Access your personal account or get JSTOR access through your library or other institution:
If You Use a Screen ReaderThis content is available through Read Online (Free) program, which relies on page scans. Since scans are not currently available to screen readers, please contact JSTOR User Support for access. We'll provide a PDF copy for your screen reader.
The Endothelin-Converting Enzyme from Human Umbilical Vein is a Membrane- Bound Metalloprotease Similar to that from Bovine Aortic Endothelial Cells
Kyunghye Ahn, Karen Beningo, Gregory Olds and Donald Hupe
Proceedings of the National Academy of Sciences of the United States of America
Vol. 89, No. 18 (Sep. 15, 1992), pp. 8606-8610
Published by: National Academy of Sciences
Stable URL: http://www.jstor.org/stable/2360234
Page Count: 5
Since scans are not currently available to screen readers, please contact JSTOR User Support for access. We'll provide a PDF copy for your screen reader.
Preview not available
A phosphoramidon-sensitive, membrane-bound metalloprotease that cleaves big endothelin 1 (big-ET-1) to ET-1 was obtained from human umbilical vein endothelial cells and also from bovine aortic endothelial cells by isolation of plasma-membrane vesicles free of lysosomes.
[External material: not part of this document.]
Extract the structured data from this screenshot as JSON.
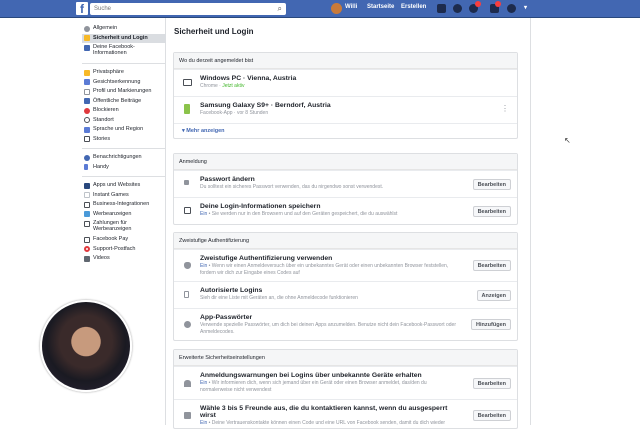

The enzyme was characterized by RIA with an antibody specific for ET-1 and also by reverse-phase HPLC. For both sources, the pH rate profile of the membrane fraction had a very sharp maximum at pH 7.0; little or no activity was seen at more acidic pH values. In contrast, the cytosolic fraction had a major peak at acidic pH values, as well as a broad peak in the neutral region. The activity at pH 7.0 in the membrane fraction was shown by reverse-phase HPLC to produce ET-1 and C-terminal fragment as products. This activity was abolished by phosphoramidon, EDTA, and 1,10-phenanthroline but was not inhibited by pepstatin A, phenylmethylsulfonyl fluoride, soybean trypsin inhibitor, leupeptin, or E-64-consistent with the characteristics of a metalloprotease. These results suggest that this activity is from the physiologically relevant, phosphoramidoninhibitable, endothelin-converting enzyme. The activity found at neutral pH values in the cytosolic fraction was only partially inhibited by EDTA and 1,10-phenanthroline but was not inhibited by phosphoramidon. The membrane-bound endothelin-converting enzyme from human umbilical vein endothelial cells and bovine aortic endothelial cells showed marked similarities, including IC50 values for phosphoramidon of 2.7 and 1.8 μM and Km values for big-ET-1 of 45.4 and 20.9 μM, respectively. The apparent molecular mass by gel filtration was ≈300-350 kDa for the enzyme from either source. This report characterizes human endothelin-converting enzyme, which may be an important therapeutic target for cardiovascular disease.
Proceedings of the National Academy of Sciences of the United States of America © 1992 National Academy of Sciences